> **REQUIRED ACTION**:
Bring together all lines from the listing below that contain the string "letter".

> **PROVIDED MATERIAL**:

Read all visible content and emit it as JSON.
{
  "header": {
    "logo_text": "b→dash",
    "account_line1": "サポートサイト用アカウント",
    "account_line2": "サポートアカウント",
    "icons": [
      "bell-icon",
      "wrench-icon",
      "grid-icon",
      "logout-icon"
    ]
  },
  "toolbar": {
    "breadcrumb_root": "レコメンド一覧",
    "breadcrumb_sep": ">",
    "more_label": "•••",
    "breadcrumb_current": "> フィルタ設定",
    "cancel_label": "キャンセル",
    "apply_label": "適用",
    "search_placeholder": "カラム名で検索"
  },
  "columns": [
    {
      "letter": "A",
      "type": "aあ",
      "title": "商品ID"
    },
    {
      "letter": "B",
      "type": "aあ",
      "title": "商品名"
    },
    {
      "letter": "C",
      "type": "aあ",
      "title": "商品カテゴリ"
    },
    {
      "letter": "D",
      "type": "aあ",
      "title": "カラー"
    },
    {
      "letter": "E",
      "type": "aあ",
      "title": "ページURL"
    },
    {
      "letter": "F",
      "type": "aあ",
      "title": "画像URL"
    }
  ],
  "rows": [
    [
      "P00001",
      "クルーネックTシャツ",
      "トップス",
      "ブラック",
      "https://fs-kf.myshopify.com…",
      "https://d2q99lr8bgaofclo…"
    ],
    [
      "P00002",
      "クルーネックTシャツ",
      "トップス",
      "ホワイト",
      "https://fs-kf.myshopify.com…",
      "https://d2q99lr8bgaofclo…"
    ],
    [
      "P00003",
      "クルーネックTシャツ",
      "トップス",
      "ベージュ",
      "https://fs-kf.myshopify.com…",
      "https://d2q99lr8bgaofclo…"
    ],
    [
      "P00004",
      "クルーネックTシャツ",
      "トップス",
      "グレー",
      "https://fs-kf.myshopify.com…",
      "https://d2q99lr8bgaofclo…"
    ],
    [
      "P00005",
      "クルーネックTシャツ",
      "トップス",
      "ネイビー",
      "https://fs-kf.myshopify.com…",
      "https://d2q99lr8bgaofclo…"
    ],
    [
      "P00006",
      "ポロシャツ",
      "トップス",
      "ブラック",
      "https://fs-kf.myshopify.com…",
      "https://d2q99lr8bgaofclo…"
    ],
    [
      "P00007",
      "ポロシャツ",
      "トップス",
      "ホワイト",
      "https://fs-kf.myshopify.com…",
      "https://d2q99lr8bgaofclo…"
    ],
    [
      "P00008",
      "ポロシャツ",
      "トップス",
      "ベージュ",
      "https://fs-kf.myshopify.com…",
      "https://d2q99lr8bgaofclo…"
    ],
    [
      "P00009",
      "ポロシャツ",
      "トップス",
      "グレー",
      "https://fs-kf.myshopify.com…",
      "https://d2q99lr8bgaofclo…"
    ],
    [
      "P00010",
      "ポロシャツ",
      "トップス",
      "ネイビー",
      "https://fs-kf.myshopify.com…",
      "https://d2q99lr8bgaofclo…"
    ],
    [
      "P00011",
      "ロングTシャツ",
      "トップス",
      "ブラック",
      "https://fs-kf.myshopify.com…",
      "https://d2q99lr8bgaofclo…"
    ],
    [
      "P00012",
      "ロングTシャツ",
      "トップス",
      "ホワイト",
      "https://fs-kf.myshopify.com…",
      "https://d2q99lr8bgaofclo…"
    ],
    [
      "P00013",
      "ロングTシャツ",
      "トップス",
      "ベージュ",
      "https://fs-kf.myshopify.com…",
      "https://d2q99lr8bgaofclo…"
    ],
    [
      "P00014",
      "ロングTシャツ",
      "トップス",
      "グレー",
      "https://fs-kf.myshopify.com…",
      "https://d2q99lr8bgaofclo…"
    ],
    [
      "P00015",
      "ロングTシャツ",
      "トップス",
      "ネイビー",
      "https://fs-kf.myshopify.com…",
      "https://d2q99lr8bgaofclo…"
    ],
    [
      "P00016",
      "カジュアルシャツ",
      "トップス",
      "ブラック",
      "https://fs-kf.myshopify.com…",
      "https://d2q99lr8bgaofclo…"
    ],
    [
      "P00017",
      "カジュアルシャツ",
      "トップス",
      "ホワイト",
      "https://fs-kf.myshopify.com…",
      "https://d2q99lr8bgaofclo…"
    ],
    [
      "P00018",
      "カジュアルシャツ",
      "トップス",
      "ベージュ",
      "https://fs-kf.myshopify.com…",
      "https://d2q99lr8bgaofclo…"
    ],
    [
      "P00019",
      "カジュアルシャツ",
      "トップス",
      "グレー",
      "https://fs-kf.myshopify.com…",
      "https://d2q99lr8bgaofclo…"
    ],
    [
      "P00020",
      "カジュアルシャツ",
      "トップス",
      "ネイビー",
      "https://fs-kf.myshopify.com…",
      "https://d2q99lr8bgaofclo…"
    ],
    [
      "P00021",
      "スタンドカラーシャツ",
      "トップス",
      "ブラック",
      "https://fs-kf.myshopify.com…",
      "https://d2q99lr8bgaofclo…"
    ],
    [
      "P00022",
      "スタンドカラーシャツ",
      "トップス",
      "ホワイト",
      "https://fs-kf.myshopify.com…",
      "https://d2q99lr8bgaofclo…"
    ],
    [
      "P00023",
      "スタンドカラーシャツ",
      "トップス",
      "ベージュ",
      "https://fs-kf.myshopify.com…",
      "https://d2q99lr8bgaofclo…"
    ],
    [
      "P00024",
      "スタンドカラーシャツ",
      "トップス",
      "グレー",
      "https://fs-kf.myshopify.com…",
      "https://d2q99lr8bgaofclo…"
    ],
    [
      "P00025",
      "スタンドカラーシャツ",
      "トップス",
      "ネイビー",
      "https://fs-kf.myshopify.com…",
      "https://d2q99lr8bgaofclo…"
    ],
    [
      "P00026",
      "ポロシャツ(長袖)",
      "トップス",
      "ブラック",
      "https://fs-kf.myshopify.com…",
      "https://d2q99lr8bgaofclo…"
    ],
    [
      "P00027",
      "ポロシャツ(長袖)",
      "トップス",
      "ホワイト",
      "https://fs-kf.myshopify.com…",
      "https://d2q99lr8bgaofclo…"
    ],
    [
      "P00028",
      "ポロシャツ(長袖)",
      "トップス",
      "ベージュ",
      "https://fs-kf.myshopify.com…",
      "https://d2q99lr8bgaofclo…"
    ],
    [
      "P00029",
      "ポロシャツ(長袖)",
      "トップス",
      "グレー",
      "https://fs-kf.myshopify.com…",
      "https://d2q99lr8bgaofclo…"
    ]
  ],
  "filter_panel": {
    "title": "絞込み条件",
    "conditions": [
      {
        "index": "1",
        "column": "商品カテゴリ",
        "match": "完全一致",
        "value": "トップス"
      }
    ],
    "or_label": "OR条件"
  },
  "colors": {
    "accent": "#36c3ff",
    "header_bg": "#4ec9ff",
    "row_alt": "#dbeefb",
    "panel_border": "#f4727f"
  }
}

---

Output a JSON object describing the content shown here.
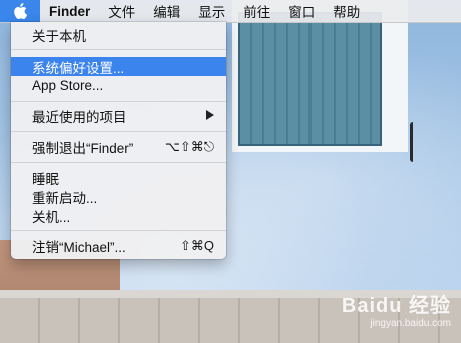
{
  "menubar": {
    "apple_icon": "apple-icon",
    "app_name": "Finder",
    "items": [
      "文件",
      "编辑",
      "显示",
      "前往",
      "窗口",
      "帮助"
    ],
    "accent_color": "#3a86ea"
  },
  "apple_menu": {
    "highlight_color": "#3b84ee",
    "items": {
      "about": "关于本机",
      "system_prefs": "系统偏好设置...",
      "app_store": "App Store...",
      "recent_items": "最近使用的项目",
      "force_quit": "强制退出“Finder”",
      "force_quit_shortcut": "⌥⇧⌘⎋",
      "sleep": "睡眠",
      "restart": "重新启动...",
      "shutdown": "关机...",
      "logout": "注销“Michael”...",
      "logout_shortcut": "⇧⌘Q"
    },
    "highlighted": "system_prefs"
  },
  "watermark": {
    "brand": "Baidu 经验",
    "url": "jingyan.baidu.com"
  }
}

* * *

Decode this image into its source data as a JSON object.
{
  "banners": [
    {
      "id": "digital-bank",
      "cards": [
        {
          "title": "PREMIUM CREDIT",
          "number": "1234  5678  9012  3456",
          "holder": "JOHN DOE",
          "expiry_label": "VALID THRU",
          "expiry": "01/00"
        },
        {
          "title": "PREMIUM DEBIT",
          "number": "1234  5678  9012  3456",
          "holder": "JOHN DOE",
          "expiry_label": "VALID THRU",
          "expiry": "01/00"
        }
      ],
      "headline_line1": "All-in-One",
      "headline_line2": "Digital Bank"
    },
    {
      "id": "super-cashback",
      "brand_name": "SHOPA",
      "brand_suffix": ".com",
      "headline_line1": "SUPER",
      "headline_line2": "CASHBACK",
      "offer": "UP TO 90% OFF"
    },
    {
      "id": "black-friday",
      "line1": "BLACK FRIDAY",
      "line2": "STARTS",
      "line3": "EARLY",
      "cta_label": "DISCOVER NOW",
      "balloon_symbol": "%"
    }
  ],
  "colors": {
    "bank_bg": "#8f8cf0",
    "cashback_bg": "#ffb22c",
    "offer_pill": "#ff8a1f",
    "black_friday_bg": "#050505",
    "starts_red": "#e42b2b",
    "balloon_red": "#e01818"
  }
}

> **SOLUTION BELOW**:
      "letter": "A",
      "letter": "B",
      "letter": "C",
      "letter": "D",
      "letter": "E",
      "letter": "F",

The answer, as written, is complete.